▶ _WHAT THE TASK REQUIRES_
Using the data below, gather each line that includes the word "align".

▶ _Excerpts from an interface dataset_
--- --- ---
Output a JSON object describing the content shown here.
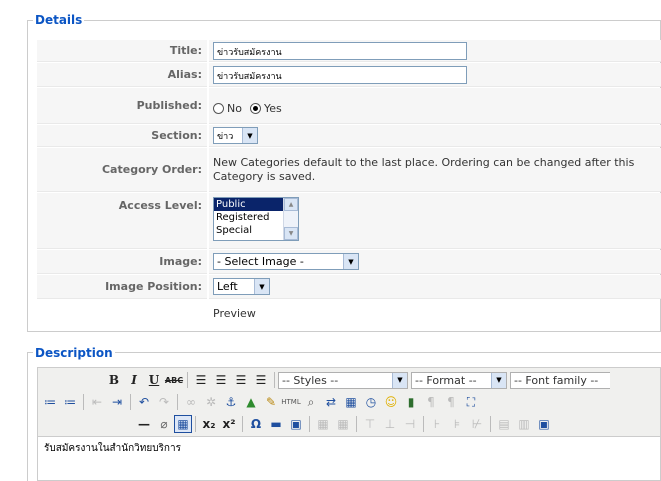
{
  "details": {
    "legend": "Details",
    "fields": {
      "title_label": "Title:",
      "title_value": "ข่าวรับสมัครงาน",
      "alias_label": "Alias:",
      "alias_value": "ข่าวรับสมัครงาน",
      "published_label": "Published:",
      "published_options": [
        "No",
        "Yes"
      ],
      "published_selected": "Yes",
      "section_label": "Section:",
      "section_value": "ข่าว",
      "category_order_label": "Category Order:",
      "category_order_text": "New Categories default to the last place. Ordering can be changed after this Category is saved.",
      "access_label": "Access Level:",
      "access_options": [
        "Public",
        "Registered",
        "Special"
      ],
      "access_selected": "Public",
      "image_label": "Image:",
      "image_value": "- Select Image -",
      "image_position_label": "Image Position:",
      "image_position_value": "Left",
      "preview_text": "Preview"
    }
  },
  "description": {
    "legend": "Description",
    "toolbar": {
      "styles": "-- Styles --",
      "format": "-- Format --",
      "font_family": "-- Font family --"
    },
    "content": "รับสมัครงานในสำนักวิทยบริการ"
  },
  "icons": [
    "bold-icon",
    "italic-icon",
    "underline-icon",
    "strikethrough-icon",
    "align-left-icon",
    "align-center-icon",
    "align-right-icon",
    "align-justify-icon",
    "bullet-list-icon",
    "numbered-list-icon",
    "outdent-icon",
    "indent-icon",
    "undo-icon",
    "redo-icon",
    "link-icon",
    "unlink-icon",
    "anchor-icon",
    "image-icon",
    "cleanup-icon",
    "html-icon",
    "find-icon",
    "replace-icon",
    "insert-date-icon",
    "insert-time-icon",
    "emoticon-icon",
    "media-icon",
    "ltr-icon",
    "rtl-icon",
    "fullscreen-icon",
    "horizontal-rule-icon",
    "remove-format-icon",
    "visual-aid-icon",
    "subscript-icon",
    "superscript-icon",
    "special-char-icon",
    "advanced-hr-icon",
    "edit-icon",
    "table-icon"
  ]
}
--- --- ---
▶ _RESPONSE FOR THIS EXERCISE_
    "align-left-icon",
    "align-center-icon",
    "align-right-icon",
    "align-justify-icon",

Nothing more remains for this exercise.